  • The club make some bold changes and start winning games more than they have for a (very) long time in its history. (Act 2)
  • The stakes are high and things get tough but the Cubs manage to get into the World Series. (It made me laugh that it’s called the World Series, there are no non US teams). (Act 3)
  • The first games of the Word Series go badly and the Cubs find themselves 3:1 down (I’m not sure what this means in baseball terms but it’s bad, and pretty much no teams come back from it). Things look bleak. All is resting on the next game. They need to win or go home. (Act 4)
  • They win (of course) and go on to win the next games and the World Series for the first time in over a hundred years. (Act 5)

Each act is enhanced by the skilful additions of the history of the band, showing some of their early gigs in Chicago, and adding in personal and moving stories of their fans relationship with the band. And of course, the soundtrack is killer.

The theme of this movie is very much about what it means to be, and have, fans; to belong to something bigger than ourselves. It explores what it means to be devoted.

The Cubs fans are not denigrated in the way sports fans very often are, but explained and uplifted. Clinch is also careful to point out that the people in the band are also very much fans themselves. It shows this most explicitly through Eddie Vedder’s obvious devotion to his home town team, but also through Jeff Ament’s more private honouring of those bass players who came before and inspired him.
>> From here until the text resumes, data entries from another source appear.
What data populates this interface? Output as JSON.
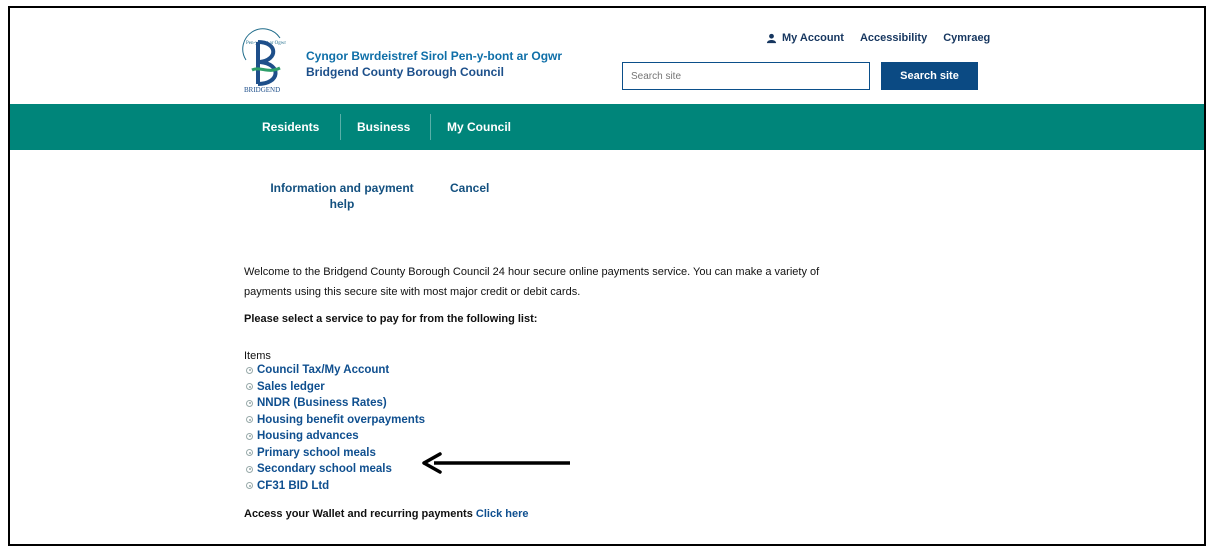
{
  "header": {
    "welsh_name": "Cyngor Bwrdeistref Sirol Pen-y-bont ar Ogwr",
    "english_name": "Bridgend County Borough Council",
    "logo_text": "BRIDGEND",
    "logo_arc_text": "Pen-y-bont ar Ogwr"
  },
  "top_links": {
    "account": "My Account",
    "accessibility": "Accessibility",
    "language": "Cymraeg"
  },
  "search": {
    "placeholder": "Search site",
    "button_label": "Search site"
  },
  "nav": {
    "items": [
      "Residents",
      "Business",
      "My Council"
    ]
  },
  "subnav": {
    "help": "Information and payment help",
    "cancel": "Cancel"
  },
  "content": {
    "welcome": "Welcome to the Bridgend County Borough Council 24 hour secure online payments service. You can make a variety of payments using this secure site with most major credit or debit cards.",
    "select_heading": "Please select a service to pay for from the following list:",
    "items_label": "Items",
    "items": [
      "Council Tax/My Account",
      "Sales ledger",
      "NNDR (Business Rates)",
      "Housing benefit overpayments",
      "Housing advances",
      "Primary school meals",
      "Secondary school meals",
      "CF31 BID Ltd"
    ],
    "wallet_text": "Access your Wallet and recurring payments",
    "wallet_link": "Click here"
  },
  "colors": {
    "teal_nav": "#00857a",
    "navy_button": "#0b4a83",
    "link_blue": "#0f4f8f"
  }
}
He has their names inscribed along the neck of his guitar.

The connection between fans and spiritual devotion is obvious in the movie, and must be deliberate. The band’s relationship with their fans is depicted as that of priest with congregation (repeated imagery of Eddie Vedder, arms outstretched, is intense and powerful). My husband (who doesn’t always notice these things) commented as we left, that Vedder is a very spiritual man.

image via The San Diego Union Tribune

Throughout, the music is emotional and spiritual. The band are clearly performing a service. Guitarist Mike McCready is moved to tears on stage, and the ground, Wrigley Field, is referred to as “sacred”. A space where people come together, week after week, their hearts full of hope even though they know the odds are not in their favour. And honestly, it really did feel that powerfully spiritual, both during the footage of the shows and of the baseball games. It made me want to go there. To pilgrimage myself. It made me want to act – in the way that all good storytelling does. It changes you. It changes how you see the world, it changes your relationship with the world.

If you haven’t seen it yet I’d totally recommend it. Even if you aren’t fan of the band or of baseball (and there are those who argue that the Cubs victory was not as against the odds and well-deserved as it seemed here) but that does not detract from this lesson in bringing together characters, setting and plot. If you’re a fan of great storytelling you will love it.